Place Matters

Health is more than just healthcare. It also has to do with where we live, work, learn, worship, play, and grow. In other words, our health is affected by place. And in a given place, we have choices. The choices we have affect the choices we make. As we look at Cleveland's neighborhoods, it's clear that we have a lot of existing assets to be thankful for. But there is still much work to be done in creating equitable access to resources and opportunities so all of Cleveland's residents can lead healthy lives.

What do our Cleveland neighborhoods look like?

We can learn a lot from Cleveland census information.

The City Planning Commission provides Census information for the City of Cleveland. With data obtained from the U.S. Census Bureau, the Cleveland City Planning Commission re-organizes the data into 36 neighborhood areas. Click here to find out information about the people that make up your neighborhood and how it has changed over time. Click here to view fact sheets broken down by neighborhood.

We can learn a lot by looking at existing community assets.

In blending the work of the Active Living Committee with City Planning Commission ward maps, we've developed this "HEAL map" info-graphic below so you can see healthy eating and active living resources in your community. The maps include community gardens, recreation centers, parks, bikeways, schools, YMCAs, Boys and Girls Clubs, libraries, retail food establishments, and more. The maps also show the races and ethnicities that make up your neighborhoods.

Please note: If you click on a map for a given ward, you will need to download it and view it at 100% to appreciate the detailed information contained in the map.

What can we do to create healthy neighborhoods?

We must be thoughtful in our "place-making."

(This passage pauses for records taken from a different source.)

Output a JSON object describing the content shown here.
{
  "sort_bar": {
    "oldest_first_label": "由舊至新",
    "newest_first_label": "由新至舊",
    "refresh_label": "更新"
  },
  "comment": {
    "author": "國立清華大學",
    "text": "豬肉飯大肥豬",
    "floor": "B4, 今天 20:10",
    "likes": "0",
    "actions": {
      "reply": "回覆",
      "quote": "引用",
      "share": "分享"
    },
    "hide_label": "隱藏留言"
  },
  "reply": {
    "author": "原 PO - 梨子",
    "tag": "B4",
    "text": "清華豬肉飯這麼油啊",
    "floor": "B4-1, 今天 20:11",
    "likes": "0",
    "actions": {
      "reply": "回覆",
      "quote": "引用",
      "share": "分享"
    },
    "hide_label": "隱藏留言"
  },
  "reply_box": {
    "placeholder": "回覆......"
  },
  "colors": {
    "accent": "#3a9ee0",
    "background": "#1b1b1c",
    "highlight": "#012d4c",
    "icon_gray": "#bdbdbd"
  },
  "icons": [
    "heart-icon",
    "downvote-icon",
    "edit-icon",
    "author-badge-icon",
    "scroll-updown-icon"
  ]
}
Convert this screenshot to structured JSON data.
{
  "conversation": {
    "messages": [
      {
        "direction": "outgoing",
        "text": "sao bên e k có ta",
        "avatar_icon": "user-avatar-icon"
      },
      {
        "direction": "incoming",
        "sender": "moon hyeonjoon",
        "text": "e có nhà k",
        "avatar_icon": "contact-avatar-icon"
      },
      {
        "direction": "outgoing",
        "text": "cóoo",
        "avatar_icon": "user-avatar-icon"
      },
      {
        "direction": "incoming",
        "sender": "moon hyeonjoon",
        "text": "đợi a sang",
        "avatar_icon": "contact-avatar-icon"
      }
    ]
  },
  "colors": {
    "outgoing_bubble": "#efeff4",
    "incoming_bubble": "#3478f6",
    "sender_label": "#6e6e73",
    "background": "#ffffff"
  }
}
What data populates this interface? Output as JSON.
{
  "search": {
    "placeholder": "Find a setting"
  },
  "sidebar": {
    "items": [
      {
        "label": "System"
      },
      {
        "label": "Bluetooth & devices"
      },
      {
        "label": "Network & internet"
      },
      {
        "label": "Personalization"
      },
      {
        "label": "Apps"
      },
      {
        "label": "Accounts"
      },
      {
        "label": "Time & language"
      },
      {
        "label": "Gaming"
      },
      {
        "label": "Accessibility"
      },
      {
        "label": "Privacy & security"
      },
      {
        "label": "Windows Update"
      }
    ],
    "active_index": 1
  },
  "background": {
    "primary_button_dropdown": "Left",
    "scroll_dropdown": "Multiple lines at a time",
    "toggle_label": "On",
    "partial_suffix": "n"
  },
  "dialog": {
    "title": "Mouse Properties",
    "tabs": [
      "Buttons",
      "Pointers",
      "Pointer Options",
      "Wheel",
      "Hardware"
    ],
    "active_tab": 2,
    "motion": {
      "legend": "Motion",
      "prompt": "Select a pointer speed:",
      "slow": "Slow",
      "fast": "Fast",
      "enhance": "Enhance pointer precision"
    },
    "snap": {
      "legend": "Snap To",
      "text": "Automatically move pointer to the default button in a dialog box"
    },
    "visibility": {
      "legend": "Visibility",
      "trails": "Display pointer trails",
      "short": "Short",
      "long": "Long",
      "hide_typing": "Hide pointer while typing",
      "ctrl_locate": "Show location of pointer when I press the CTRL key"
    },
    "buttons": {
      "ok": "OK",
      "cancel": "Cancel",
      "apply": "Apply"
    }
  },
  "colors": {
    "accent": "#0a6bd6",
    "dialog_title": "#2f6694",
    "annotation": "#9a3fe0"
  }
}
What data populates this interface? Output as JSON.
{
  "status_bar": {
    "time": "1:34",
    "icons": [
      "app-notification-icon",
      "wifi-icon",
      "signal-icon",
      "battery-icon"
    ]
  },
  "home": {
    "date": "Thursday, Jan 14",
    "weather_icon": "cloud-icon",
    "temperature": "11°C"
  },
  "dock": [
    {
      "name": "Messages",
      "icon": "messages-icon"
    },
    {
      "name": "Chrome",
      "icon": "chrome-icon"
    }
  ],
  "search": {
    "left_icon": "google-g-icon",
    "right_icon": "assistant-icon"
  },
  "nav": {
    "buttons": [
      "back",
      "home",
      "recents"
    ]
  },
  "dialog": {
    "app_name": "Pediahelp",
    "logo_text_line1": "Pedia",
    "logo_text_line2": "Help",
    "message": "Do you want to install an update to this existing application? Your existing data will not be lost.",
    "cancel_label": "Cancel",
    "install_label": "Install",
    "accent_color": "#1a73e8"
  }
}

By way of example, the Cleveland City Planning Commission uses a tool called a Health Impact Assessment (HIA) "to investigate and recommend approaches to neighborhood planning and development that enable healthier and more active living." These assessments involve the input of community members who, with the rest of a project team, identify health needs in their communities and how those health needs can be addressed through the way their communities are designed.